I am over-the-moon thrilled to introduce the newest addition to the Lomonaco family, the handsome young man you see in the picture above! One week from today, I will be flying out to Medford, Oregon to bring this little bundle of fluff and slobber home to New York. Jim and I are still debating on names. Since he is coming from Shadow Mountain’s “V” litter, whatever we choose for his registered name must begin with a “V.” Jim and I are thinking of “Shadow Mountain’s Victory for Monte” as his registered name. So far, “Cuba” is the forerunner in the call name race, as that is the name of the town where we got our first Saint Bernard, Monte, the dog that inspired me more than any other I’ve met before or since to learn about dog behavior.
While I am more excited about this puppy than I’ve been about anything in quite some time, I’m also quite nervous. I’ve never flown a young puppy across a continent before, and know that this will be a big day for him. He will go through four airports, ride the Bay Area Rapid Transport (“BART”) subway between domestic terminals in San Fransisco (I hope I still have the BART skills I acquired on my trip to Oakland last year for the APDT conference and do not get lost), and end all that flying with a two hour drive home from Albany. The trip, from when we leave the breeder’s in Oregon to when we arrive back at our home in Binghamton will likely take a total of about sixteen hours. I know I’ll be exhausted, and can’t imagine what a huge day this will be for him.

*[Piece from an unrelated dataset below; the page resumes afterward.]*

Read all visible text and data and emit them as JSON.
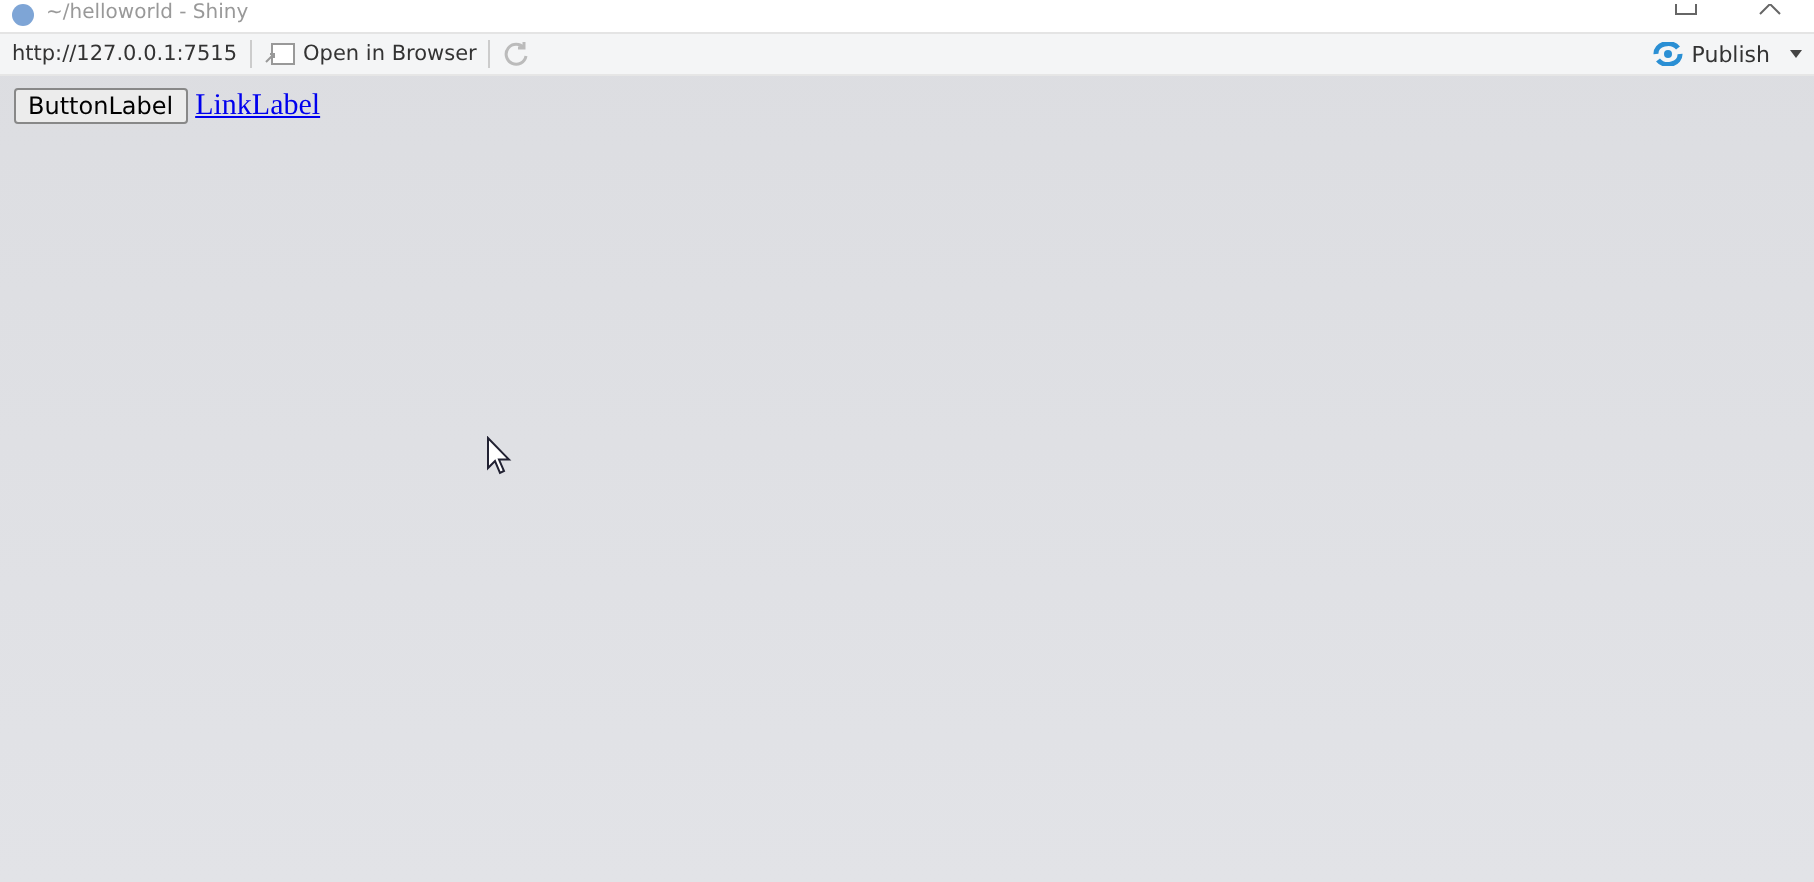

BE RUDE TO ME AND POLITE TO YOUR DOG
One of my favorite parts of my job (I wear quite a few hats) is the opportunity to assist my business partner Steve Benjamin in presenting workshops for students of the Karen Pryor Academy. I get to meet so many amazing and inspiring trainers, both experienced and those just starting their careers as animal care professionals. One of these fantabulous individuals is a lady named Jules Nye who owns Sit, Stay, and Play in Maryland.
The Karen Pryor Academy final assessment involves a number of components. There is the written assessment, a final examination covering the material addressed throughout the program, as well as a practical training assessment and a teaching assessment. Karen Pryor wants her graduates to understand the science of clicker training, prove that they’re skilled in its correct application, and demonstrate that they can effectively teach this technology to others.
In Jules’ teaching assessment, she said something I don’t think I’ll ever forget, “Feel free to be rude to me, and polite to your dog.” What Jules meant was, if your dog needs to go pee, walk out of class with him and give him a break. If he needs a drink, take him to get a drink – you don’t have to ask, hem, or haw with the instructor to get permission. Just give your dog what he needs, when he needs it.
I have a sneaking suspicion that I may need to be rude to other travelers in order to be polite to my dog. While I want him to make new friends (and lots of them!), I also want to give him the space he needs and not add to an already stressful day for a little baby. I may have to ask some well-intentioned greeters to allow him to nap in his crate for a while, even if it makes me look like a jerk. Puppy takes priority over social graces.
I’ve been contemplating how I might make this day more relaxing for him. I already bought absorbent pads for in his crate and at our stops, and have purchased baby wipes so I can clean him up if he has an accident. I must ask the breeder if she might be able to get a toy or t-shirt that smells like his mom and litter for him to ride in his crate with. If not, perhaps a towel scented with lavender oil or sprayed with Dog Appeasing Pheremone (DAP). Clicker ready for the trip, treats TBD by what the airport will allow, I’m hoping I can smuggle my Stella & Chewy’s freeze-dried raw on the plane so we can do training. I plan on picking up a bully stick or two while I’m out there, so he can have something to chew on should his little Sainty heart so desire.
So much to think about. Now I’m left to ponder…is there any possible way I could play Through a Dog’s Ear in his crate for the ride home? I’m sure that would help him (and me) relax on our exciting and exhausting first day together. I can’t wait!